» **Exercise brief**
Find every line in the records that holds the string "impact". Copy each one.

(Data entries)
◇ ◇ ◇

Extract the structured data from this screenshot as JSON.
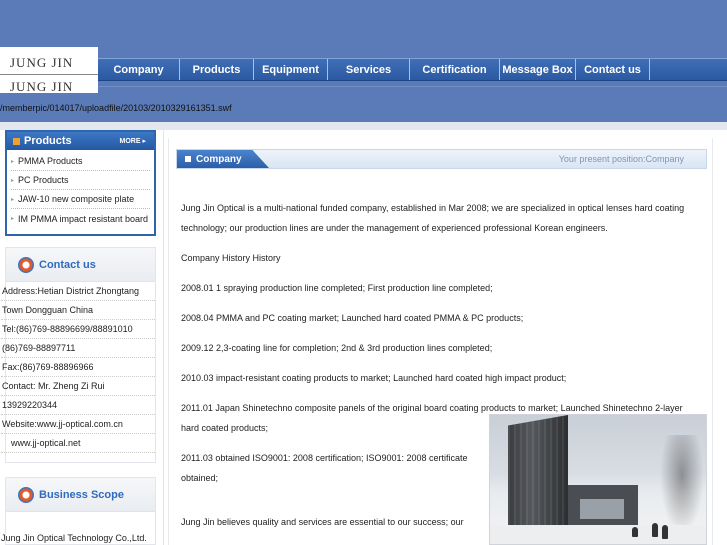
{
  "logo": {
    "line1": "JUNG JIN",
    "line2": "JUNG JIN"
  },
  "nav": {
    "items": [
      {
        "label": "Company"
      },
      {
        "label": "Products"
      },
      {
        "label": "Equipment"
      },
      {
        "label": "Services"
      },
      {
        "label": "Certification"
      },
      {
        "label": "Message Box"
      },
      {
        "label": "Contact us"
      }
    ]
  },
  "swf_path": "/memberpic/014017/uploadfile/20103/2010329161351.swf",
  "products_panel": {
    "title": "Products",
    "more": "MORE",
    "items": [
      {
        "label": "PMMA Products"
      },
      {
        "label": "PC Products"
      },
      {
        "label": "JAW-10 new composite plate"
      },
      {
        "label": "IM PMMA impact resistant board"
      }
    ]
  },
  "contact_panel": {
    "title": "Contact us",
    "lines": [
      {
        "text": "Address:Hetian District Zhongtang"
      },
      {
        "text": "Town Dongguan China"
      },
      {
        "text": "Tel:(86)769-88896699/88891010"
      },
      {
        "text": "(86)769-88897711"
      },
      {
        "text": "Fax:(86)769-88896966"
      },
      {
        "text": "Contact: Mr. Zheng Zi Rui"
      },
      {
        "text": "13929220344"
      },
      {
        "text": "Website:www.jj-optical.com.cn"
      },
      {
        "text": "www.jj-optical.net"
      }
    ]
  },
  "scope_panel": {
    "title": "Business Scope",
    "text": "Jung Jin Optical Technology Co.,Ltd."
  },
  "main": {
    "section_title": "Company",
    "position_text": "Your present position:Company",
    "paragraphs": [
      {
        "text": "Jung Jin Optical is a multi-national funded company, established in Mar 2008; we are specialized in optical lenses hard coating technology; our production lines are under the management of experienced professional Korean engineers."
      },
      {
        "text": "Company History History"
      },
      {
        "text": "2008.01 1 spraying production line completed; First production line completed;"
      },
      {
        "text": "2008.04 PMMA and PC coating market; Launched hard coated PMMA & PC products;"
      },
      {
        "text": "2009.12 2,3-coating line for completion; 2nd & 3rd production lines completed;"
      },
      {
        "text": "2010.03 impact-resistant coating products to market; Launched hard coated high impact product;"
      },
      {
        "text": "2011.01 Japan Shinetechno composite panels of the original board coating products to market; Launched Shinetechno 2-layer hard coated products;"
      },
      {
        "text": "2011.03 obtained ISO9001: 2008 certification; ISO9001: 2008 certificate obtained;"
      },
      {
        "text": "Jung Jin believes quality and services are essential to our success; our"
      }
    ]
  },
  "colors": {
    "header_bg": "#5a7bb8",
    "nav_bg": "#2b5aa3",
    "accent": "#2e6bbf",
    "position_text": "#7d96b8"
  }
}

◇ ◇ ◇

» **Output of the exercise**
        "label": "IM PMMA impact resistant board"
        "text": "2010.03 impact-resistant coating products to market; Launched hard coated high impact product;"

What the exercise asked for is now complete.